The Black-Eyed Susan is very frequently seen in hanging baskets at your local garden centre. This vine is not only charming but very easy to care for and perfect for containers or tubs. The flowers will truly stand out with a daisy-like appearance from a distance but in reality, they’re tubular. There are five overlapping petals that boast a purple-brown centre. Only if you look at the flowers from the side will you see how it funnels. The rich green leaves grow opposite one another making a beautiful display. This is an annual flowering vine that can reach up to 200 centimetres on average in height and width in just one growing season. It will grow very quickly as well and does perfectly fine in full sun or partial shade which is in part what contributes to its success as a climber for pots in so far as you can put it against a pergola or a gazebo and it will thrive in the shade of the interior as well as the sunlight of the top or the exterior.
These vines will naturally tangle themselves around the nearest support structure and they will spill over the edges. They will flow very easily over a wall or a raised bed and it’s great to put a lattice or link fence near them so that they can be weaved through and create a living wall. Rest assured they will climb over just about anything. There is no deadheading required to keep this plant in full bloom and they will repeatedly Bloom from May through the beginning of fall. Putting them in plants is actually better for the rest of your garden as they will typically overtake any nearby plants and outperformed them but if you put them in a pot they don’t have that option.
Ipomoea Morning Glory

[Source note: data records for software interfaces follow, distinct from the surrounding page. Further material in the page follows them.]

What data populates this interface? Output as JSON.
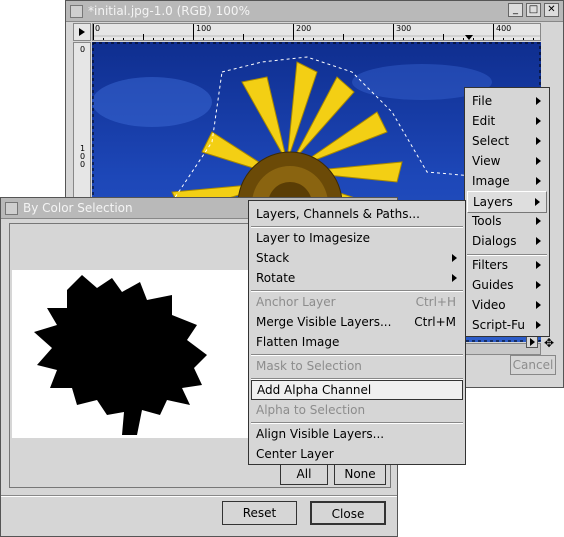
{
  "image_window": {
    "title": "*initial.jpg-1.0 (RGB) 100%",
    "ruler_ticks": [
      "0",
      "100",
      "200",
      "300",
      "400"
    ],
    "vruler_ticks": [
      "0",
      "100"
    ]
  },
  "image_menu": {
    "items": [
      {
        "label": "File"
      },
      {
        "label": "Edit"
      },
      {
        "label": "Select"
      },
      {
        "label": "View"
      },
      {
        "label": "Image"
      },
      {
        "label": "Layers"
      },
      {
        "label": "Tools"
      },
      {
        "label": "Dialogs"
      },
      {
        "label": "Filters"
      },
      {
        "label": "Guides"
      },
      {
        "label": "Video"
      },
      {
        "label": "Script-Fu"
      }
    ]
  },
  "layers_submenu": {
    "items": [
      {
        "label": "Layers, Channels & Paths..."
      },
      {
        "label": "Layer to Imagesize"
      },
      {
        "label": "Stack"
      },
      {
        "label": "Rotate"
      },
      {
        "label": "Anchor Layer",
        "shortcut": "Ctrl+H"
      },
      {
        "label": "Merge Visible Layers...",
        "shortcut": "Ctrl+M"
      },
      {
        "label": "Flatten Image"
      },
      {
        "label": "Mask to Selection"
      },
      {
        "label": "Add Alpha Channel"
      },
      {
        "label": "Alpha to Selection"
      },
      {
        "label": "Align Visible Layers..."
      },
      {
        "label": "Center Layer"
      }
    ]
  },
  "by_color_dialog": {
    "title": "By Color Selection",
    "all_label": "All",
    "none_label": "None",
    "reset_label": "Reset",
    "close_label": "Close"
  },
  "behind_dialog": {
    "cancel_label": "Cancel"
  }
}
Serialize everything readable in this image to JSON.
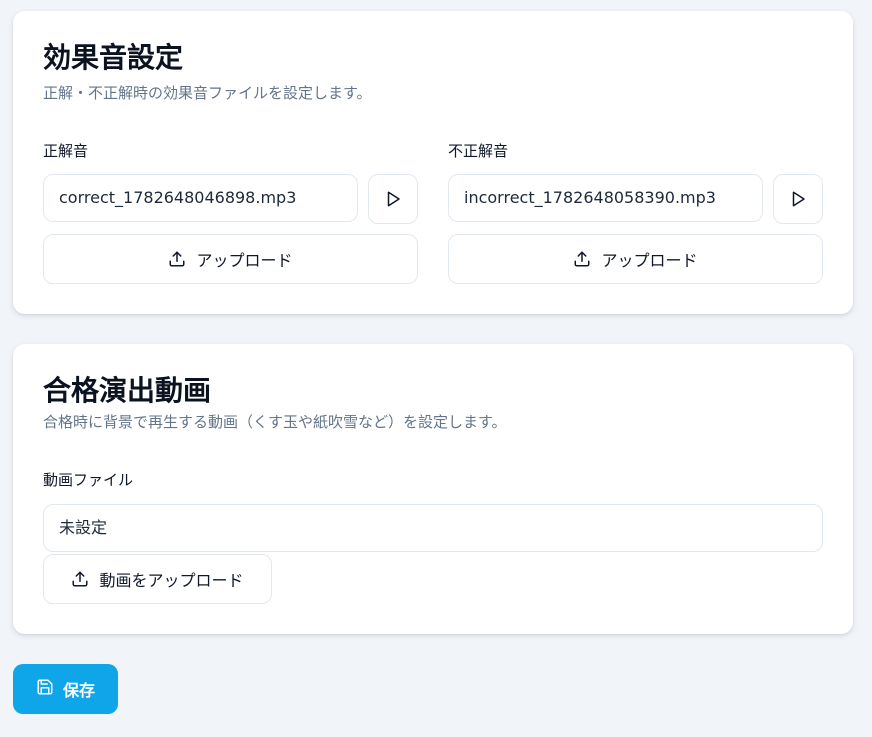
{
  "sound_settings": {
    "title": "効果音設定",
    "description": "正解・不正解時の効果音ファイルを設定します。",
    "correct": {
      "label": "正解音",
      "file_name": "correct_1782648046898.mp3",
      "upload_label": "アップロード"
    },
    "incorrect": {
      "label": "不正解音",
      "file_name": "incorrect_1782648058390.mp3",
      "upload_label": "アップロード"
    }
  },
  "video_settings": {
    "title": "合格演出動画",
    "description": "合格時に背景で再生する動画（くす玉や紙吹雪など）を設定します。",
    "field_label": "動画ファイル",
    "file_value": "未設定",
    "upload_label": "動画をアップロード"
  },
  "actions": {
    "save_label": "保存"
  },
  "icons": {
    "play": "play-icon",
    "upload": "upload-icon",
    "save": "save-icon"
  },
  "colors": {
    "accent": "#0ea5e9",
    "background": "#f1f4f9",
    "card": "#ffffff",
    "muted_text": "#64748b"
  }
}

Highly regarded as an exotic climber, the common morning glory is another very pretty annual vine that is well known for having heart-shaped foliage with beautiful purple and blue trumpet-shaped floral designs. Eventually, the flowers will open to reveal a white throat inside and the flowers reached approximately 5-7cm in size. They close in the afternoon which is why they get their name Morning Glory as they are open in the morning only. The flower produces new blooms continuously from the beginning of Summer through the beginning of fall. You can find many different varieties that bring to your garden different shades no matter which container or pot you choose to plant them in. You can find colours that range from blue to red to white to pink to magenta.
These are very fast growing which means that you can put them in a container and effectively walk away, watching them reach between 180 and 300 centimetres tall in one season and between 90 and 180 cm wide given enough space. They self seed very easily and they thrive in full sunlight. They will attract bees and butterflies and are perfect to put in pots or containers near a wall, fence, or pergola because they will climb very easily onto a support structure. The best part about a morning glory is that it’s effectively mostly resistant to pests and diseases.